Turkish Daily News:

Los Angeles Times:

Amnesty International USA
But even though the president and the prime minister are involved there is no guarantee that would be enough and Amnesty international is urging as many as people as possible to contact the Saudi Arabian government and has issued the following urgent action.

RECOMMENDED ACTION: Please send appeals to arrive as quickly as possible, in English, Arabic or your own language:

- expressing concern about Sabri Bogday's death sentence and calling for it to be commuted immediately if it is upheld on appeal;
- reminding the authorities that they are bound by international standards for fair trial, and in capital cases they are also bound by the United Nations safeguards guaranteeing the protection of the rights of those facing the death penalty, which guarantees adequate opportunity for defence and appeal.

PLEASE SEND APPEALS IMMEDIATELY. Check with the Amnesty International Secretariat, or your section office, if sending appeals after 4 June 2008.


His Majesty King Abdullah Bin ‘Abdul ‘Aziz Al-Saud
The Custodian of the two Holy Mosques
Office of His Majesty the King
Royal Court, Riyadh, Kingdom of Saudi Arabia
Fax: (via Ministry of the Interior) +966 1 403 1185 (please keep trying)
Salutation: Your Majesty

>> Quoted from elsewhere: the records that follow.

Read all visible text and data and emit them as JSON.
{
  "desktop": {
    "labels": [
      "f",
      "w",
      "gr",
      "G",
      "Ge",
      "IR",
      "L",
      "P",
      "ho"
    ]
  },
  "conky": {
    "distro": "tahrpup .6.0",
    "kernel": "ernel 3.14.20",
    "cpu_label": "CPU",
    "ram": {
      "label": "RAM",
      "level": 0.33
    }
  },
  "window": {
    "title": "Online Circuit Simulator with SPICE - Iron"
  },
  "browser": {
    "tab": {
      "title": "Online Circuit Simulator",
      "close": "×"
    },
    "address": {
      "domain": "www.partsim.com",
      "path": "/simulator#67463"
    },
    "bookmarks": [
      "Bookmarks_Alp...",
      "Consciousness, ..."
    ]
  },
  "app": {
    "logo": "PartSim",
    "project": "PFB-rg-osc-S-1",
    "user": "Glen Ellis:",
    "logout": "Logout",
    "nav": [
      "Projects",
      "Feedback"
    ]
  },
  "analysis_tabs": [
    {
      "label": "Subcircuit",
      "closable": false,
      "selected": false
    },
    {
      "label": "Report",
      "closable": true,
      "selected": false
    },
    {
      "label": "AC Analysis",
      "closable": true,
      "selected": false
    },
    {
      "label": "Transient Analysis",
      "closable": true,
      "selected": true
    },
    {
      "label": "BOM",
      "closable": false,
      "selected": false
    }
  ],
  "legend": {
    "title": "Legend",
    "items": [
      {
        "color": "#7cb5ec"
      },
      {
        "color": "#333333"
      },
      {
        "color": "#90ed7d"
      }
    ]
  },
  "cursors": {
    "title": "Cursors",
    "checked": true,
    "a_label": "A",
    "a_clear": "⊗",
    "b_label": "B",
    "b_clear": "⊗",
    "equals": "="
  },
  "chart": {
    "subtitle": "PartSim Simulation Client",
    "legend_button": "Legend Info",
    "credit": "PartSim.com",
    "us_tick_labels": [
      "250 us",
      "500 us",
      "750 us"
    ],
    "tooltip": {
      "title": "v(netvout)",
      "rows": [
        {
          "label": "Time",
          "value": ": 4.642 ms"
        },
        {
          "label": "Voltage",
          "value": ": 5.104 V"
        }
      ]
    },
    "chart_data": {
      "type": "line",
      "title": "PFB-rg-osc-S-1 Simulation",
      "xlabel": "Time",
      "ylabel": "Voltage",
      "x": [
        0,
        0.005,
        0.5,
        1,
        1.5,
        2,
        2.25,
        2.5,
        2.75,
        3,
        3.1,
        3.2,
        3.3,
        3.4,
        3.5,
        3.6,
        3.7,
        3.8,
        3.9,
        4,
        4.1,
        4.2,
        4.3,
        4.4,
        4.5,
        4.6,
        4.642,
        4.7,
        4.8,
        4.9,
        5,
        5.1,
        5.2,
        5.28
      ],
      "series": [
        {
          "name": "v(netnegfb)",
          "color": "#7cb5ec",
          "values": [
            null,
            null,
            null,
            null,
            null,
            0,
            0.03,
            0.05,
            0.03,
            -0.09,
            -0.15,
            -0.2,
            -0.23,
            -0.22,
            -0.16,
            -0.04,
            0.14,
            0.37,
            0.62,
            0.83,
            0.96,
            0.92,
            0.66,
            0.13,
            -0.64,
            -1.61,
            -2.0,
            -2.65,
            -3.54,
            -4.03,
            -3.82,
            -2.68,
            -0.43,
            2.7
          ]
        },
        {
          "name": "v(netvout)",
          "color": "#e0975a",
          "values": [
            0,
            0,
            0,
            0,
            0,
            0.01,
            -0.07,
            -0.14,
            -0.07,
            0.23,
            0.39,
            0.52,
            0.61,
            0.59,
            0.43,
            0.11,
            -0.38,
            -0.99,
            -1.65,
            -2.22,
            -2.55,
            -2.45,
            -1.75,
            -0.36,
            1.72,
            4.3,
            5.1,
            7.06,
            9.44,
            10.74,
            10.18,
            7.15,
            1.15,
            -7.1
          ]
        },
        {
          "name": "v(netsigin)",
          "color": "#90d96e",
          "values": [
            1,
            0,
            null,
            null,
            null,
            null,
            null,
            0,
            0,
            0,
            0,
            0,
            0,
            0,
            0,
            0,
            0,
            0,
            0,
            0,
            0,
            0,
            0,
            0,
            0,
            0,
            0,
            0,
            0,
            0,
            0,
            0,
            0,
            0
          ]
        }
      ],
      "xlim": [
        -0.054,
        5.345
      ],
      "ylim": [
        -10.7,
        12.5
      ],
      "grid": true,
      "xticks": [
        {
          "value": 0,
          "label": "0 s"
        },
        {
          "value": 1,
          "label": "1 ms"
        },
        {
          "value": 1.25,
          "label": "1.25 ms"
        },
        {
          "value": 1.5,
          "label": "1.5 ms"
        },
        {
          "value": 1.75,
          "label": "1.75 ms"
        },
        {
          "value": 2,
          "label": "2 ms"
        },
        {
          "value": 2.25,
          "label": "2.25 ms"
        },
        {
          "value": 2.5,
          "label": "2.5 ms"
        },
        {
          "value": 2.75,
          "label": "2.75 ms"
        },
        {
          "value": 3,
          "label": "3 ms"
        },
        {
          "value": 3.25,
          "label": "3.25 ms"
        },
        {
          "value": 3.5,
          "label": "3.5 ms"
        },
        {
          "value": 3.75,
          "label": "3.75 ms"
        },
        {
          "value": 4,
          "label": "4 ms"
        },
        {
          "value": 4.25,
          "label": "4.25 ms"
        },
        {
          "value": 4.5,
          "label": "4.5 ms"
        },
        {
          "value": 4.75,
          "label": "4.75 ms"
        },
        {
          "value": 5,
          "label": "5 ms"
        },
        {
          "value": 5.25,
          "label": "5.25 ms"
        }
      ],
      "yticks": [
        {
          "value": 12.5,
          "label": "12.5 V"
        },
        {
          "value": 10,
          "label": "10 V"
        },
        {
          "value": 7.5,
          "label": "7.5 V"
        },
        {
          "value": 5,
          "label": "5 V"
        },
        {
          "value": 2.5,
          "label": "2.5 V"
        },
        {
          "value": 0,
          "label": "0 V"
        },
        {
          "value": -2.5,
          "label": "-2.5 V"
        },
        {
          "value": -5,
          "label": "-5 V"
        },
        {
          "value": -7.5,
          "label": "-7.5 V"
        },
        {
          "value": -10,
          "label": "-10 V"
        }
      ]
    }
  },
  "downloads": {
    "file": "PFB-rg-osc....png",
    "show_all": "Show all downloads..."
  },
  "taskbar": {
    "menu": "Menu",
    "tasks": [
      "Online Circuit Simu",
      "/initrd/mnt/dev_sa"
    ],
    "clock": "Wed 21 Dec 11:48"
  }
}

His Royal Highness Prince Naif bin ‘Abdul ‘Aziz Al-Saud
Minister of the Interior
Ministry of the Interior
P.O. Box 2933
Airport Road, Riyadh 11134
Kingdom of Saudi Arabia
Fax: +966 1 403 1185 (please keep trying)
Salutation: Your Royal Highness

His Royal Highness Prince Saud al-Faisal bin ‘Abdul ‘Aziz Al-Saud
Minister of Foreign Affairs
Ministry of Foreign Affairs
Nasseriya Street
Riyadh 11124
Kingdom of Saudi Arabia
Fax: +966 1 403 0645
Salutation: Your Royal Highness

Mr Turki bin Khaled Al-Sudairy
Human Rights Commission
PO Box 58889, Riyadh 11515
King Fahad Road, Building No.373
Kingdom of Saudi Arabia
Fax: +966 1 4612061
and to diplomatic representatives of Saudi Arabia accredited to your country.

Tuesday, May 06, 2008

This kid is a genius.

I just learned about Quizlet from my friend Sara's "Spanish for Social Change" vocabulary blog. Quizlet was created by a high school student named Andrew Sutherland to help him learn words for French class. It's a super useful version of flashcards. You can create your own list of things to memorize, or draw on others' lists. The computer program tracks which words you know and which you don't, and repeats words as necessary. I just learned how to say "ceiling" in Turkish, as well as "refrigerator," "wall," and a host of other words, and refreshed my memory about dozens of other terms. (I'm headed to Turkey in two weeks, in case you're wondering.) Check it out –